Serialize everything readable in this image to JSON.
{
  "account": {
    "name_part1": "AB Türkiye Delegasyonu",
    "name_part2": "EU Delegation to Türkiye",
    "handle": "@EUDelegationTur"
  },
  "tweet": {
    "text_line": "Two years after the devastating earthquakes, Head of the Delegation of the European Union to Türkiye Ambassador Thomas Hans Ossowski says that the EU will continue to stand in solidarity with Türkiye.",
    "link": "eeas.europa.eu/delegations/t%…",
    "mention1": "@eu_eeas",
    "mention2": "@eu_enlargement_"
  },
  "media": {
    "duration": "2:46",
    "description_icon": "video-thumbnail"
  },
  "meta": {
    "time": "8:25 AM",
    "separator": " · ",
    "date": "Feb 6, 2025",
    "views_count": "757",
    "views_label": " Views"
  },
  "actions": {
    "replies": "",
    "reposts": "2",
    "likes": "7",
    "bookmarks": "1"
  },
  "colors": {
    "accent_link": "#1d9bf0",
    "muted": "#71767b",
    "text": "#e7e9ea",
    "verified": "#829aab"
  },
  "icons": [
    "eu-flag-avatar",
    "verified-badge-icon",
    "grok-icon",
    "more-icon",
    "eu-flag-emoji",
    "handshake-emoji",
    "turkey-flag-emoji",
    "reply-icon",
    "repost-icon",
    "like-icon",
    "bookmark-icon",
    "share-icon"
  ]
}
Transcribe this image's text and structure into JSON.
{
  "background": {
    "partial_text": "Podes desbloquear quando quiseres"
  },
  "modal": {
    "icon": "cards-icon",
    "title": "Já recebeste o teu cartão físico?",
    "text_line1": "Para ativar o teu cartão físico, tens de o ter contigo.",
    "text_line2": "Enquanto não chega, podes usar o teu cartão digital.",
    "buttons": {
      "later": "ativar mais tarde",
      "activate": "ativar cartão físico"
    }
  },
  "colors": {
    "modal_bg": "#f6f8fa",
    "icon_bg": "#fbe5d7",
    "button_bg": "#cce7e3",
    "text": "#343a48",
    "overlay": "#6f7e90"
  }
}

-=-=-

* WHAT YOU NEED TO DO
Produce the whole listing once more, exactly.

* SOLUTION
Serialize everything readable in this image to JSON.
{
  "account": {
    "name_part1": "AB Türkiye Delegasyonu",
    "name_part2": "EU Delegation to Türkiye",
    "handle": "@EUDelegationTur"
  },
  "tweet": {
    "text_line": "Two years after the devastating earthquakes, Head of the Delegation of the European Union to Türkiye Ambassador Thomas Hans Ossowski says that the EU will continue to stand in solidarity with Türkiye.",
    "link": "eeas.europa.eu/delegations/t%…",
    "mention1": "@eu_eeas",
    "mention2": "@eu_enlargement_"
  },
  "media": {
    "duration": "2:46",
    "description_icon": "video-thumbnail"
  },
  "meta": {
    "time": "8:25 AM",
    "separator": " · ",
    "date": "Feb 6, 2025",
    "views_count": "757",
    "views_label": " Views"
  },
  "actions": {
    "replies": "",
    "reposts": "2",
    "likes": "7",
    "bookmarks": "1"
  },
  "colors": {
    "accent_link": "#1d9bf0",
    "muted": "#71767b",
    "text": "#e7e9ea",
    "verified": "#829aab"
  },
  "icons": [
    "eu-flag-avatar",
    "verified-badge-icon",
    "grok-icon",
    "more-icon",
    "eu-flag-emoji",
    "handshake-emoji",
    "turkey-flag-emoji",
    "reply-icon",
    "repost-icon",
    "like-icon",
    "bookmark-icon",
    "share-icon"
  ]
}
Transcribe this image's text and structure into JSON.
{
  "background": {
    "partial_text": "Podes desbloquear quando quiseres"
  },
  "modal": {
    "icon": "cards-icon",
    "title": "Já recebeste o teu cartão físico?",
    "text_line1": "Para ativar o teu cartão físico, tens de o ter contigo.",
    "text_line2": "Enquanto não chega, podes usar o teu cartão digital.",
    "buttons": {
      "later": "ativar mais tarde",
      "activate": "ativar cartão físico"
    }
  },
  "colors": {
    "modal_bg": "#f6f8fa",
    "icon_bg": "#fbe5d7",
    "button_bg": "#cce7e3",
    "text": "#343a48",
    "overlay": "#6f7e90"
  }
}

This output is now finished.